Posts Tagged ‘productivity’

Taxes and the Pursuit of Spiritual Practice

April 12, 2016

Working on income taxes brings out so many spiritual issues that there could be a book. Or maybe spiritual practices and personal development practices (as if they could be separated).

I’m working on mine. Yes, I know they are due in less than a week. But mine are a little complicated. I have a business with income and expenses and the like. On the personal side, my wife and I are reasonably generous and have many charitable deductions–our major personal deductions.

While pondering all my receipts and expenses, I thought of all the ethical decisions based on each item.

Is this truly charitable? Well, in the eyes of the Internal Revenue Service, is it truly charitable and deductible? This is both an ethics and a legal question. Deserves honest answers.

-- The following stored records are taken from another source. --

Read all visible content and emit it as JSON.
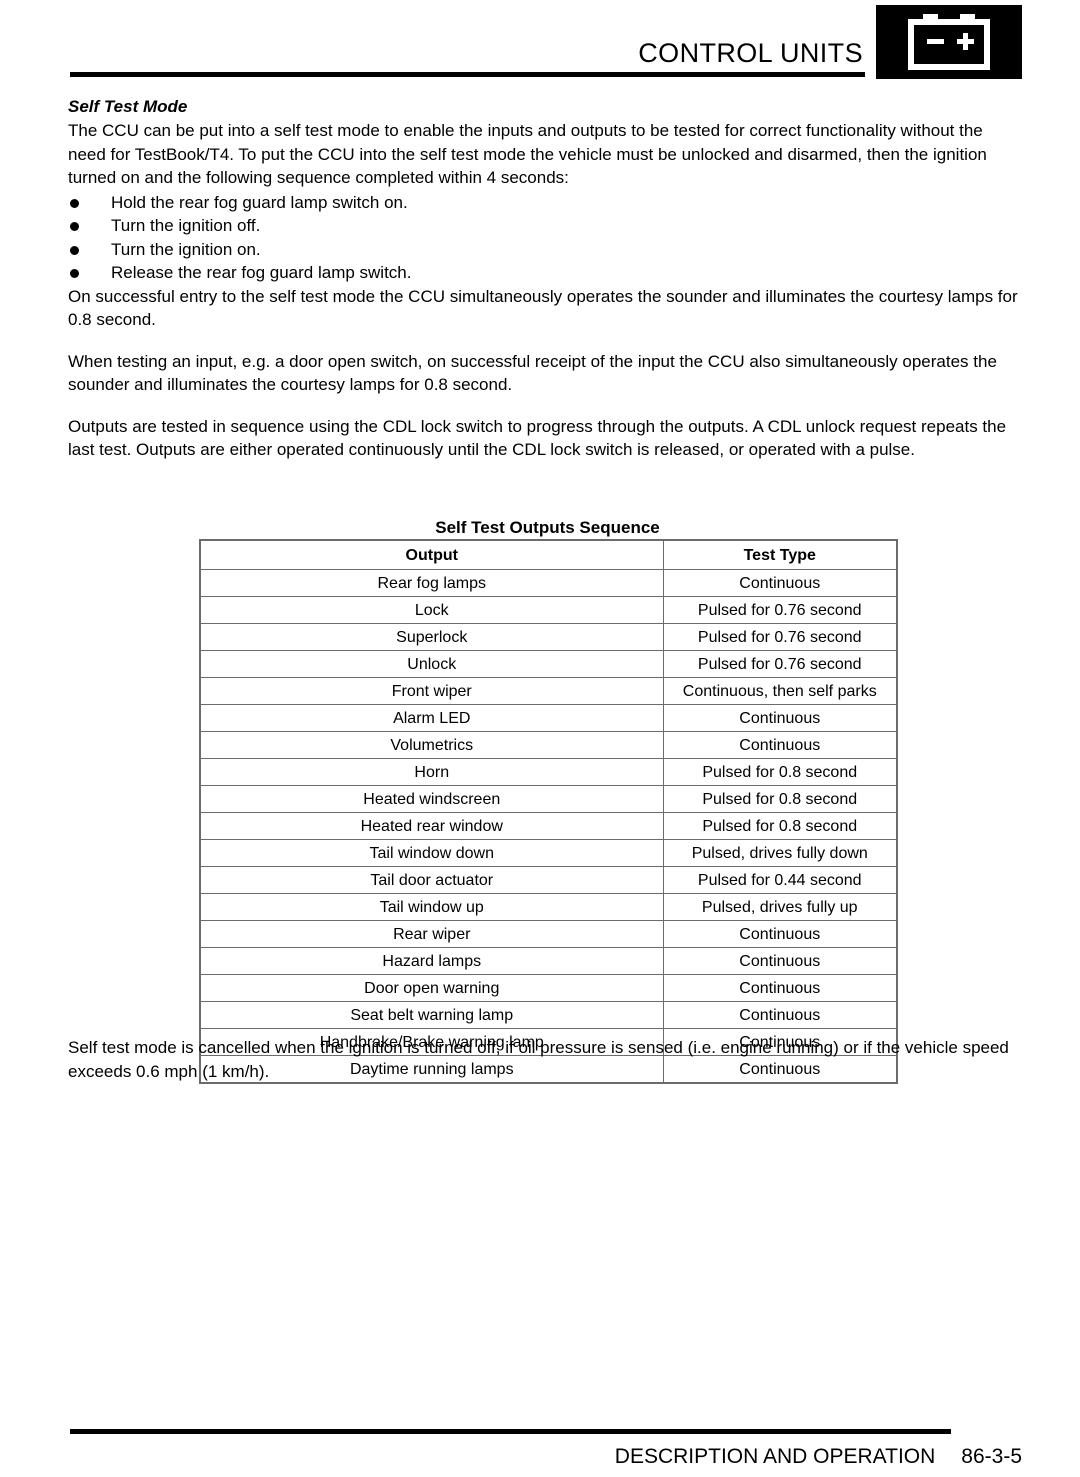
{
  "header": {
    "title": "CONTROL UNITS",
    "icon": "battery-icon",
    "icon_minus": "−",
    "icon_plus": "+"
  },
  "content": {
    "section_heading": "Self Test Mode",
    "intro_paragraph": "The CCU can be put into a self test mode to enable the inputs and outputs to be tested for correct functionality without the need for TestBook/T4. To put the CCU into the self test mode the vehicle must be unlocked and disarmed, then the ignition turned on and the following sequence completed within 4 seconds:",
    "bullets": [
      "Hold the rear fog guard lamp switch on.",
      "Turn the ignition off.",
      "Turn the ignition on.",
      "Release the rear fog guard lamp switch."
    ],
    "paragraphs": [
      "On successful entry to the self test mode the CCU simultaneously operates the sounder and illuminates the courtesy lamps for 0.8 second.",
      "When testing an input, e.g. a door open switch, on successful receipt of the input the CCU also simultaneously operates the sounder and illuminates the courtesy lamps for 0.8 second.",
      "Outputs are tested in sequence using the CDL lock switch to progress through the outputs. A CDL unlock request repeats the last test. Outputs are either operated continuously until the CDL lock switch is released, or operated with a pulse."
    ],
    "closing_paragraph": "Self test mode is cancelled when the ignition is turned off, if oil pressure is sensed (i.e. engine running) or if the vehicle speed exceeds 0.6 mph (1 km/h)."
  },
  "table": {
    "title": "Self Test Outputs Sequence",
    "columns": [
      "Output",
      "Test Type"
    ],
    "rows": [
      [
        "Rear fog lamps",
        "Continuous"
      ],
      [
        "Lock",
        "Pulsed for 0.76 second"
      ],
      [
        "Superlock",
        "Pulsed for 0.76 second"
      ],
      [
        "Unlock",
        "Pulsed for 0.76 second"
      ],
      [
        "Front wiper",
        "Continuous, then self parks"
      ],
      [
        "Alarm LED",
        "Continuous"
      ],
      [
        "Volumetrics",
        "Continuous"
      ],
      [
        "Horn",
        "Pulsed for 0.8 second"
      ],
      [
        "Heated windscreen",
        "Pulsed for 0.8 second"
      ],
      [
        "Heated rear window",
        "Pulsed for 0.8 second"
      ],
      [
        "Tail window down",
        "Pulsed, drives fully down"
      ],
      [
        "Tail door actuator",
        "Pulsed for 0.44 second"
      ],
      [
        "Tail window up",
        "Pulsed, drives fully up"
      ],
      [
        "Rear wiper",
        "Continuous"
      ],
      [
        "Hazard lamps",
        "Continuous"
      ],
      [
        "Door open warning",
        "Continuous"
      ],
      [
        "Seat belt warning lamp",
        "Continuous"
      ],
      [
        "Handbrake/Brake warning lamp",
        "Continuous"
      ],
      [
        "Daytime running lamps",
        "Continuous"
      ]
    ]
  },
  "footer": {
    "section_label": "DESCRIPTION AND OPERATION",
    "page_number": "86-3-5"
  }
}
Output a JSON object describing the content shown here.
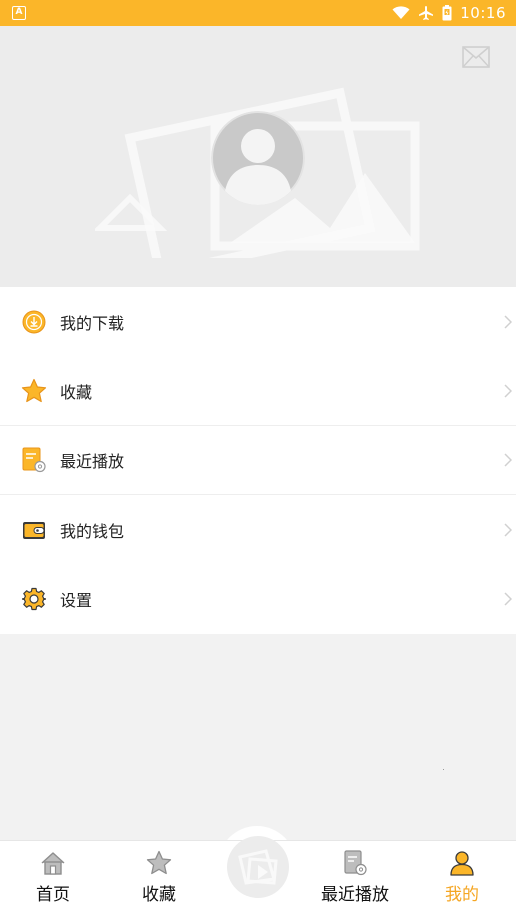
{
  "status_bar": {
    "app_badge": "A",
    "time": "10:16",
    "icons": [
      "wifi-icon",
      "airplane-icon",
      "battery-icon"
    ]
  },
  "header": {
    "icons": [
      "mail-icon",
      "background-picture",
      "avatar-placeholder"
    ]
  },
  "menu": {
    "items": [
      {
        "label": "我的下载",
        "icon": "download-icon"
      },
      {
        "label": "收藏",
        "icon": "star-icon"
      },
      {
        "label": "最近播放",
        "icon": "recent-play-icon"
      },
      {
        "label": "我的钱包",
        "icon": "wallet-icon"
      },
      {
        "label": "设置",
        "icon": "settings-gear-icon"
      }
    ]
  },
  "tabbar": {
    "tabs": [
      {
        "label": "首页",
        "icon": "home-icon"
      },
      {
        "label": "收藏",
        "icon": "star-icon"
      },
      {
        "label": "最近播放",
        "icon": "recent-play-icon"
      },
      {
        "label": "我的",
        "icon": "person-icon",
        "active": true
      }
    ],
    "center_icon": "play-folder-icon"
  },
  "colors": {
    "accent": "#fbb629",
    "active_tab": "#f5a623",
    "header_bg": "#ececec",
    "page_bg": "#f2f2f2"
  }
}
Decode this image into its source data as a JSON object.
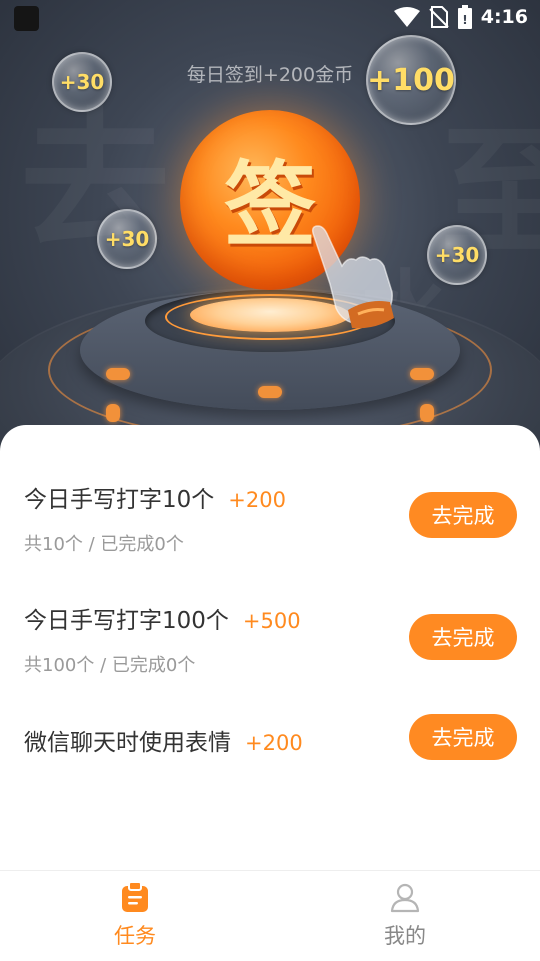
{
  "status_bar": {
    "time": "4:16"
  },
  "hero": {
    "daily_signin_text": "每日签到+200金币",
    "sign_button_label": "签",
    "bubbles": [
      "+30",
      "+100",
      "+30",
      "+30"
    ]
  },
  "tasks": [
    {
      "title": "今日手写打字10个",
      "reward": "+200",
      "progress": "共10个 / 已完成0个",
      "button": "去完成"
    },
    {
      "title": "今日手写打字100个",
      "reward": "+500",
      "progress": "共100个 / 已完成0个",
      "button": "去完成"
    },
    {
      "title": "微信聊天时使用表情",
      "reward": "+200",
      "button": "去完成"
    }
  ],
  "bottom_nav": {
    "items": [
      {
        "label": "任务",
        "icon": "clipboard-icon",
        "active": true
      },
      {
        "label": "我的",
        "icon": "user-icon",
        "active": false
      }
    ],
    "active_color": "#ff8a1f",
    "inactive_color": "#888888"
  },
  "colors": {
    "accent": "#ff8a1f",
    "hero_bg": "#3e4654"
  }
}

There are so many ways for a non-rich person to ignore income that was cash only or came in a variety of “off-the-books” ways. Not illegal, but not reported. More ethical decisions.

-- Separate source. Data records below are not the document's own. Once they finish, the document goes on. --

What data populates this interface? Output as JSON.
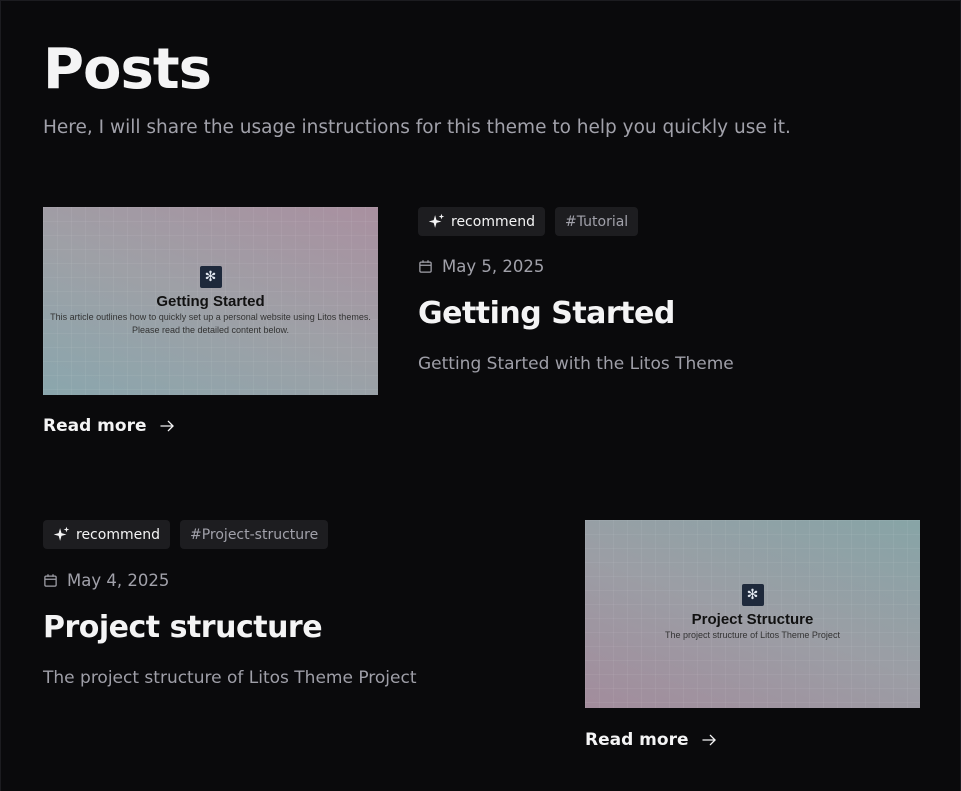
{
  "page": {
    "title": "Posts",
    "subtitle": "Here, I will share the usage instructions for this theme to help you quickly use it."
  },
  "posts": [
    {
      "tags": {
        "recommend": "recommend",
        "hash": "#Tutorial"
      },
      "date": "May 5, 2025",
      "title": "Getting Started",
      "description": "Getting Started with the Litos Theme",
      "read_more": "Read more",
      "thumbnail": {
        "logo_glyph": "✻",
        "title": "Getting Started",
        "description_line1": "This article outlines how to quickly set up a personal website using Litos themes.",
        "description_line2": "Please read the detailed content below."
      }
    },
    {
      "tags": {
        "recommend": "recommend",
        "hash": "#Project-structure"
      },
      "date": "May 4, 2025",
      "title": "Project structure",
      "description": "The project structure of Litos Theme Project",
      "read_more": "Read more",
      "thumbnail": {
        "logo_glyph": "✻",
        "title": "Project Structure",
        "description_line1": "The project structure of Litos Theme Project"
      }
    }
  ],
  "colors": {
    "background": "#0a0a0c",
    "tag_background": "#1d1d20",
    "muted_text": "#a1a1aa"
  },
  "icons": [
    "sparkles-icon",
    "calendar-icon",
    "arrow-right-icon"
  ]
}
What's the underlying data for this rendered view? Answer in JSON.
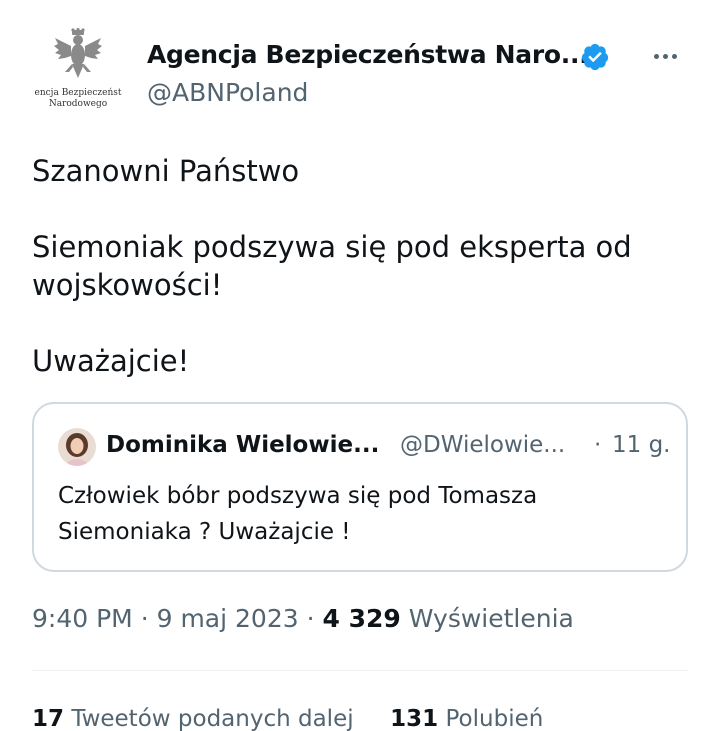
{
  "author": {
    "display_name": "Agencja Bezpieczeństwa Naro...",
    "handle": "@ABNPoland",
    "verified": true,
    "avatar_icon": "polish-eagle-emblem",
    "avatar_caption_line1": "encja Bezpieczeńst",
    "avatar_caption_line2": "Narodowego"
  },
  "more_icon": "more-horizontal-icon",
  "tweet": {
    "lines": [
      "Szanowni Państwo",
      "Siemoniak podszywa się pod eksperta od wojskowości!",
      "Uważajcie!"
    ]
  },
  "quoted_tweet": {
    "author_name": "Dominika Wielowie...",
    "handle": "@DWielowie...",
    "separator": "·",
    "time": "11 g.",
    "text": "Człowiek bóbr podszywa się pod Tomasza Siemoniaka ? Uważajcie !"
  },
  "meta": {
    "time": "9:40 PM",
    "separator": "·",
    "date": "9 maj 2023",
    "views_count": "4 329",
    "views_label": "Wyświetlenia"
  },
  "stats": {
    "retweets_count": "17",
    "retweets_label": "Tweetów podanych dalej",
    "likes_count": "131",
    "likes_label": "Polubień"
  },
  "colors": {
    "text_primary": "#0f1419",
    "text_secondary": "#536471",
    "verified_blue": "#1d9bf0",
    "border": "#cfd9de"
  }
}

I use a tax preparation program. Fitting things into the categories has always been an intellectual exercise calling for yet another cup of coffee.

Yes, tax time is definitely moral inventory assessment time.

It’s also personal growth and productivity time.

I’ve written about Getting Things Done, Evernote, and Nozbe (my to-do list capture and productivity tool).

The first practice is to capture everything–idea, receipt, income, contract–in one trusted place. I keep almost no paper. I use Evernote for documents. I photograph or scan all receipts or use the cloud where possible. Send directly to Evernote. I link important things that relate to next actions from Evernote to Nozbe. Nozbe is my daily (hourly) reference for what I should do next. This one is easy–sit down, concentrate, do taxes!

This collecting process is the one thing that helps that few people do. Looking around for scattered notes and odd pieces of paper is time consuming and will definitely lead to your missing important documentation.

Good record keeping circles back to help on the ethics issue. You have the document and know what sort of income or expense. Of course, you still have to make decisions and do the work. Where’s that extra cup of coffee?

Productive or Busy

November 27, 2015

Seth Godin asks:

Is productive the same as busy?

No one complains of having spent an entire day doing ‘productive work’. Busywork, on the other hand, is mindnumbing.

It’s possible that if you have a job where your tasks (your busy-ness) is programmed by someone else, that being busy is your job.

For everyone else, though, busy might be precisely the opposite of productive.

 

David Allen has updated his classic book, “Getting Things Done.” Recommended–highly.

 

Thinking

 

How do we wind up on the “productive” side of Godin’s question?

 

We do it by thinking. And then by defining “next actions.” The key is to think through all the “stuff” you must do or accomplish, defining just what the desired outcome looks like, and then figuring out all the things you must do next–“next actions”–to further your project.

 

Few things contribute to work anxiety more than finishing a task and then wondering what you should do next. If you have disciplined yourself into a way of life like GTD and are using a support application (I use Nozbe with great success).

 

As we reach the end of the year and we begin to reflect on what we accomplished relative to what we had hoped to accomplish, perhaps now is the time to get serious about productivity.

Energy Is Key to Productivity and Much More

April 10, 2015

Last week I was driven to complete a lot of work in preparation for leaving town for a week. My energy level shot up several notches in intensity.

Much important work was accomplished. Items disappeared from my to do list at a gratifying pace.

Physicists know that energy is the underlying physical force in the universe. We know that energy is an underlying force for success in our lives.

Time management skills are good. Especially when tied to thoughtful construction of to do lists. But those skills don’t get things done. They organize you. Doing gets things done. And to do requires energy.

Ramping up energy has amazing benefits. After three days of higher personal energy:

  • My weight finally dropped below the plateau
  • My meditations, being active, brought more insight
  • Things got done
  • A consulting session with a client was fruitful
  • I was able to work through a travel schedule crisis calmly and effeciently

I teach young (and old) soccer referees to show energy on the pitch. When the players see that you have energy, they respond. They respect referees who are working hard. When you exhibit great energy, you’ll be in better positions to make better calls. You’ll manage the game better.

Same with our life in general.

That was good yesterday. Now what about tomorrow?